Summarized by Rankin Johnson, OCDLA
VOUCHING — Indirect evidence of witness truthfulness
Defendant was entitled to offer expert testimony about whether CARES interview followed professional protocols. Trial court and Court of Appeals reversed, remanded.
Defendant sought to offer expert testimony that the CARES interviews of the victims included suggestive questioning and otherwise violated the protocols for forensic interviews. The trial court permitted the expert to testify in general about interview protocols, but not to testify about how the interviews of the victims violated those protocols.
The Supreme Court reversed. It reasoned that vouching evidence, i.e., evidence that a witness is truthful or not truthful, is inadmissible. But expert testimony that is not vouching and that would help the finder of fact to determine whether a witness was truthful is not excluded by the rule against vouching, and the trial court had erred in concluding otherwise. The Supreme Court observed that the ruling would sometimes be subject to the exercise of discretion under either OEC 702 or 403, but the trial court did not exercise that discretion in this case.
Garret, in dissent and joined by Balmer, argued that the error was harmless.
State v. Black 364 Or 579 (April 4, 2019) (Walters) (Washington County, Bailey)
POST-CONVICTION RELIEF — Untimely petitions
Petition filed in 2011 complaining of deficient immigration advice from 1999 was not time-barred, but failed on the merits. Trial court and Court of Appeals affirmed.
The record did not show that petitioner could reasonably have timely raised his claim. But, the appellate decision regarding deficient immigration advice, on which petitioner relied, was decided after his decision became final and was not retroactive. The Post-Conviction Act does not give retroactive effect to all constitutional decisions.

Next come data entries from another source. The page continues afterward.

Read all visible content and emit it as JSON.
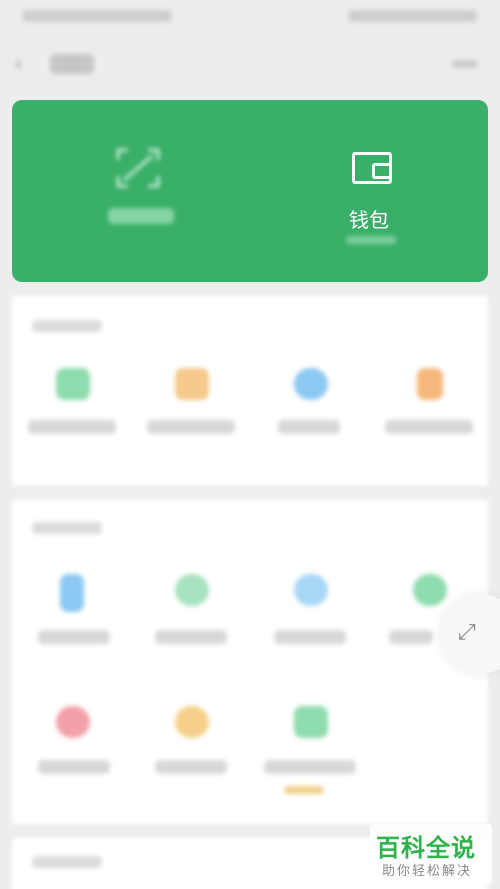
{
  "wallet": {
    "label": "钱包"
  },
  "watermark": {
    "title": "百科全说",
    "subtitle": "助你轻松解决"
  },
  "colors": {
    "primary_green": "#3aaf69",
    "icon_green": "#8fdcae",
    "icon_orange": "#f5c98a",
    "icon_blue": "#8cc8f3",
    "icon_red": "#f3a0a8",
    "watermark_green": "#2db34a"
  },
  "icons": [
    "back-icon",
    "more-icon",
    "scan-icon",
    "wallet-icon",
    "float-action-icon"
  ]
}
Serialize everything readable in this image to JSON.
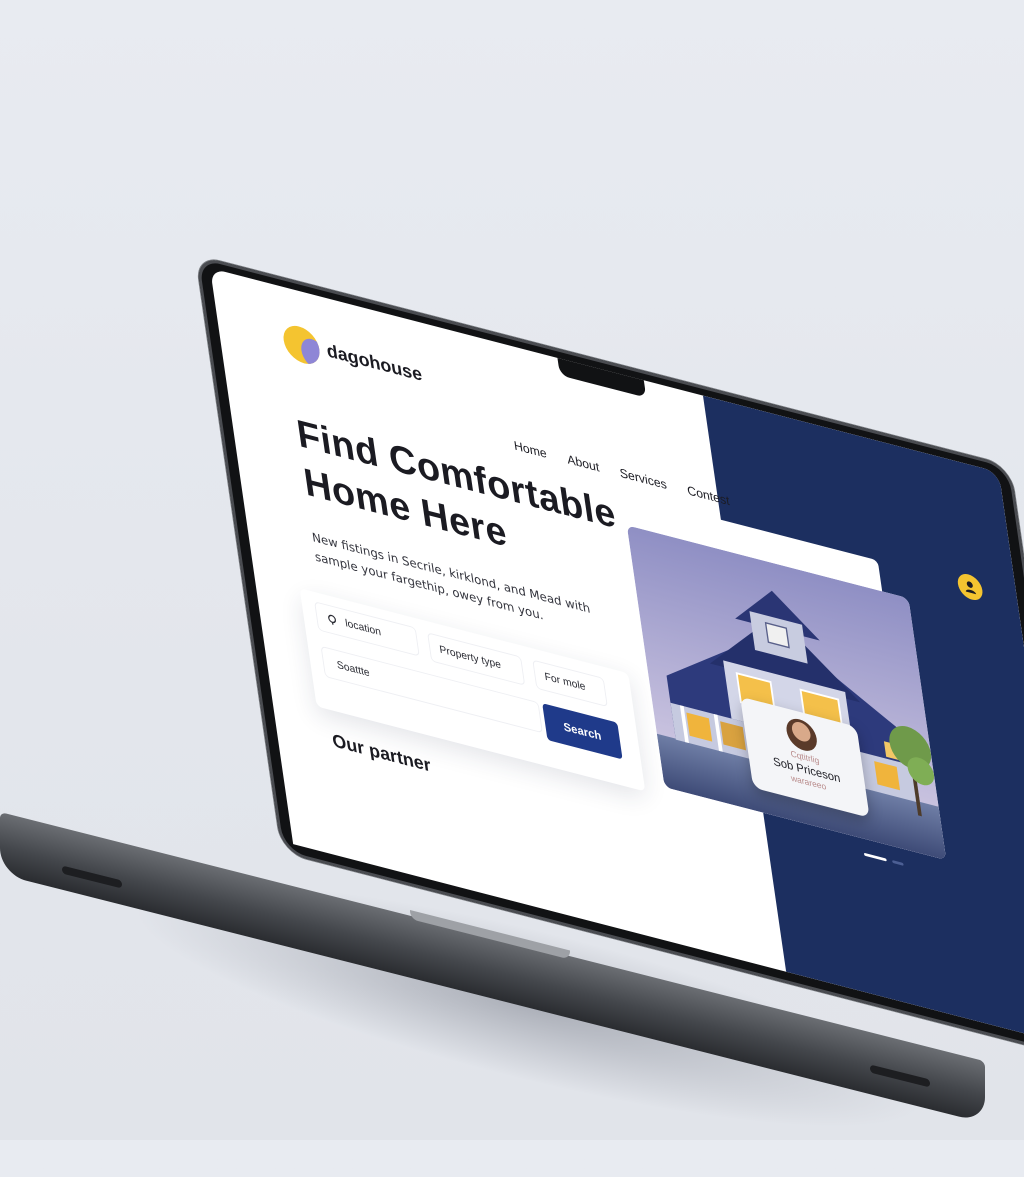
{
  "brand": {
    "name": "dagohouse"
  },
  "nav": {
    "items": [
      "Home",
      "About",
      "Services",
      "Contest"
    ]
  },
  "hero": {
    "title_line1": "Find Comfortable",
    "title_line2": "Home Here",
    "subtitle": "New fistings in Secrile, kirklond, and Mead with sample your fargethip, owey from you."
  },
  "search": {
    "location_label": "location",
    "property_type_label": "Property type",
    "sale_label": "For mole",
    "input_value": "Soattte",
    "button_label": "Search"
  },
  "partners": {
    "title": "Our partner"
  },
  "agent": {
    "subtitle": "Cqtitrlig",
    "name": "Sob Priceson",
    "tag": "warareeo"
  },
  "icons": {
    "logo": "dagohouse-logo-icon",
    "user": "user-icon",
    "location": "map-pin-icon"
  },
  "colors": {
    "accent": "#f4c430",
    "primary": "#1f3a8a",
    "panel": "#1c2f60"
  }
}
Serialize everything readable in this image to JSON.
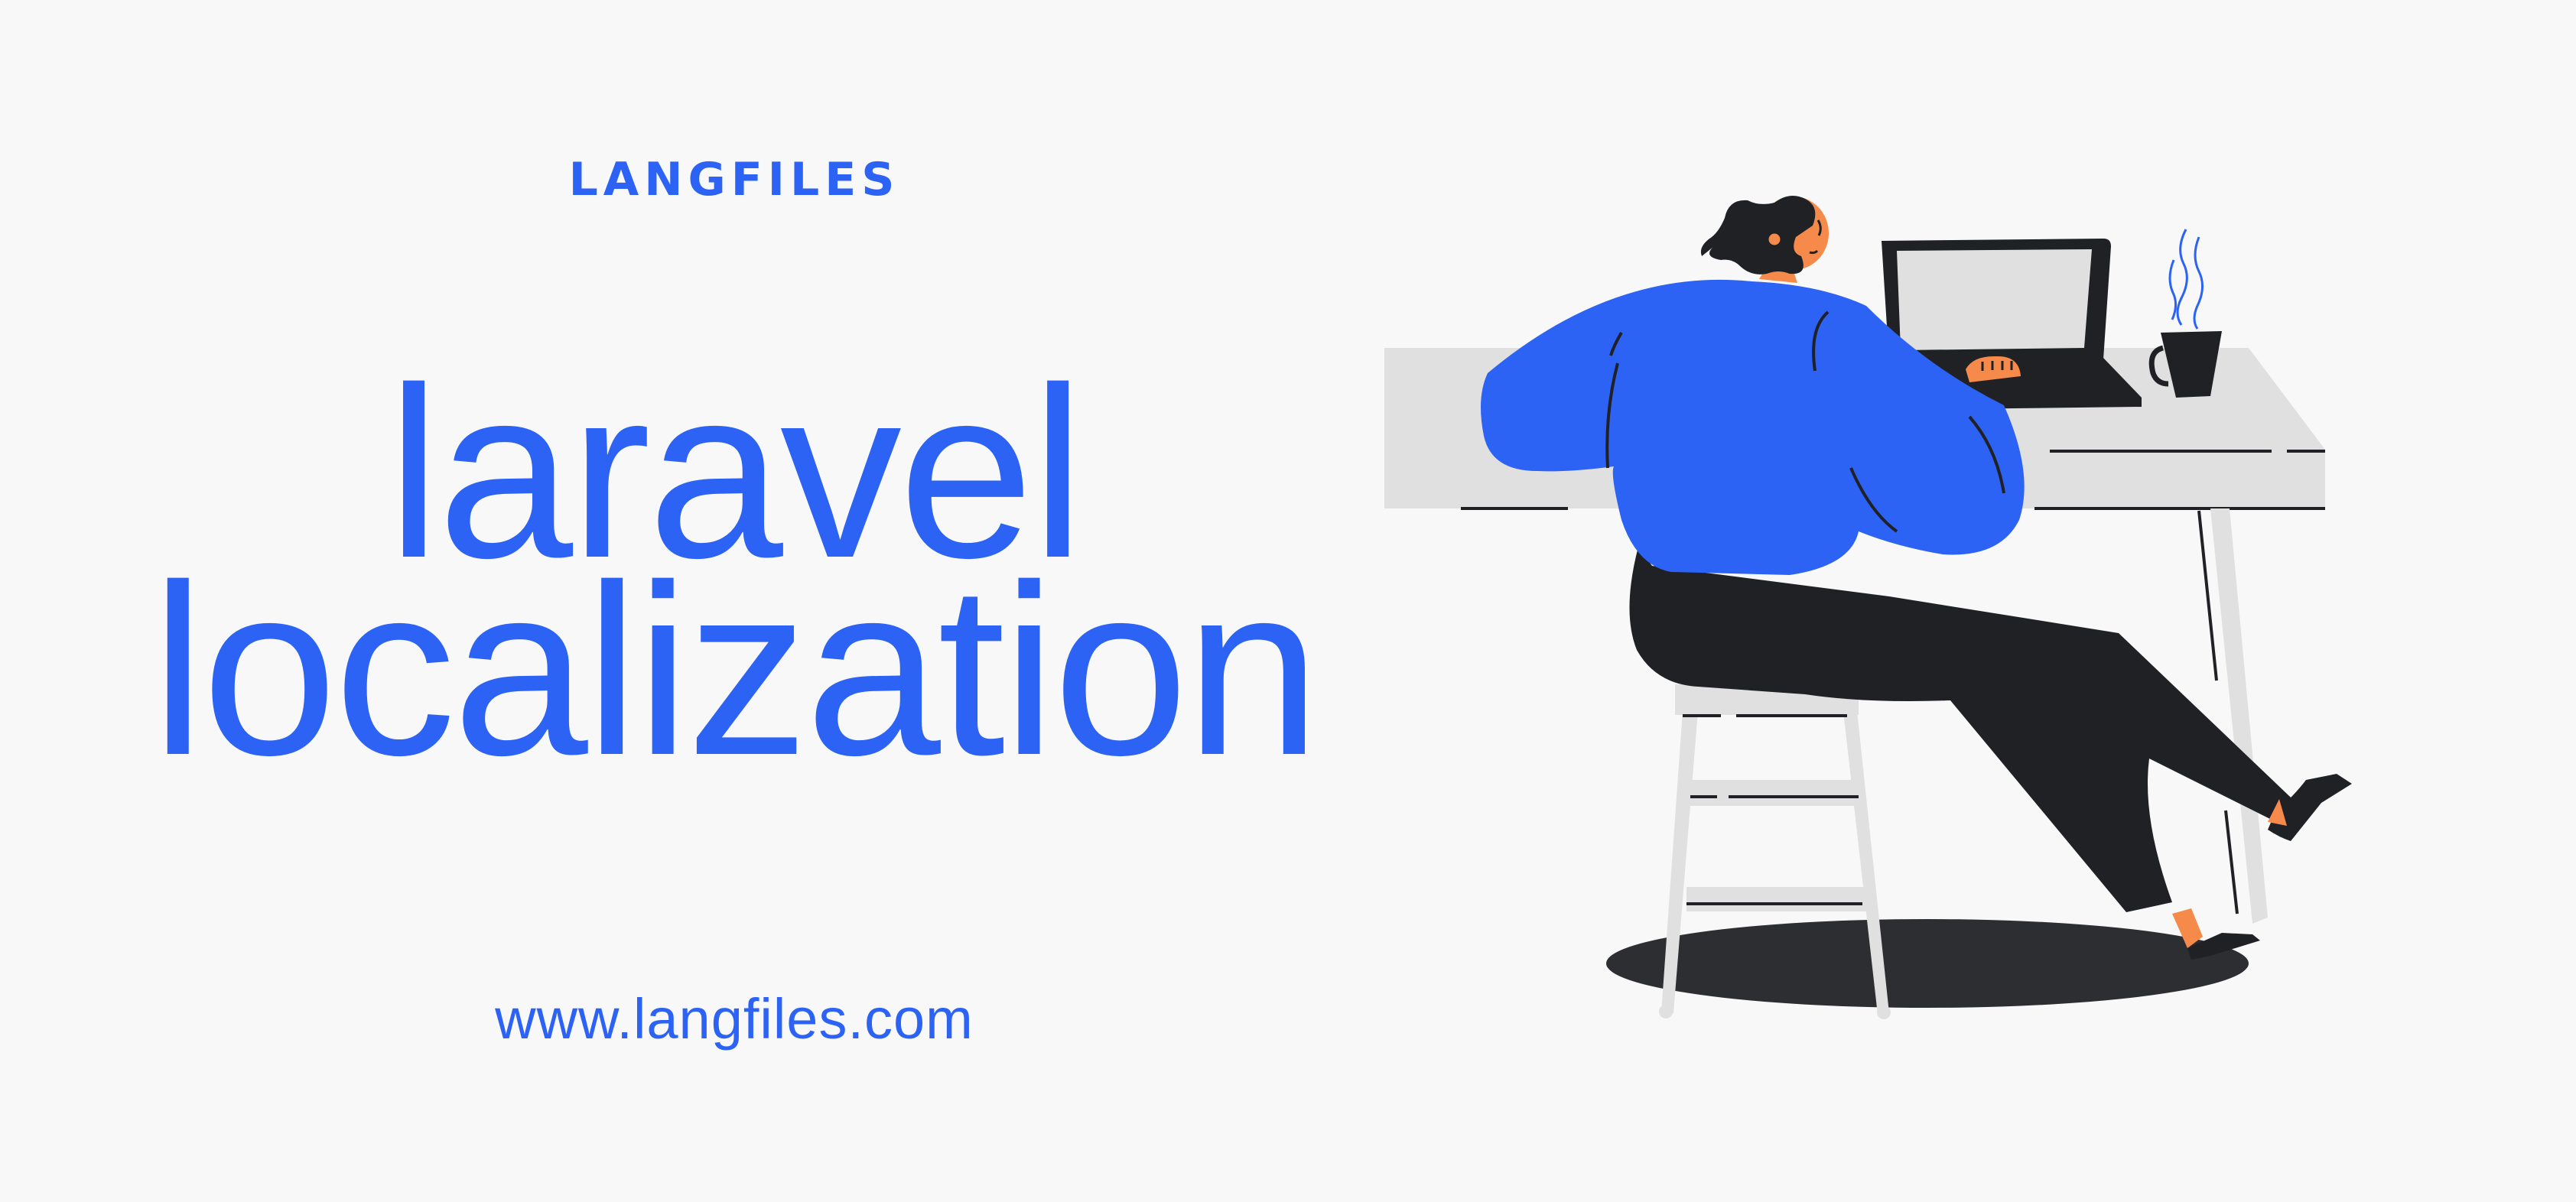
{
  "brand": {
    "logo_text": "LANGFILES"
  },
  "headline": {
    "line1": "laravel",
    "line2": "localization"
  },
  "footer": {
    "url": "www.langfiles.com"
  },
  "illustration": {
    "subject": "person-working-at-laptop-illustration"
  },
  "colors": {
    "accent": "#2c63f5",
    "background": "#f8f8f8",
    "dark": "#202124",
    "skin": "#f58a4b",
    "desk": "#e0e0e0"
  }
}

Chavez v. State 364 Or 654 (April 4, 2019) (Kistler) (Multnomah County, Albrecht)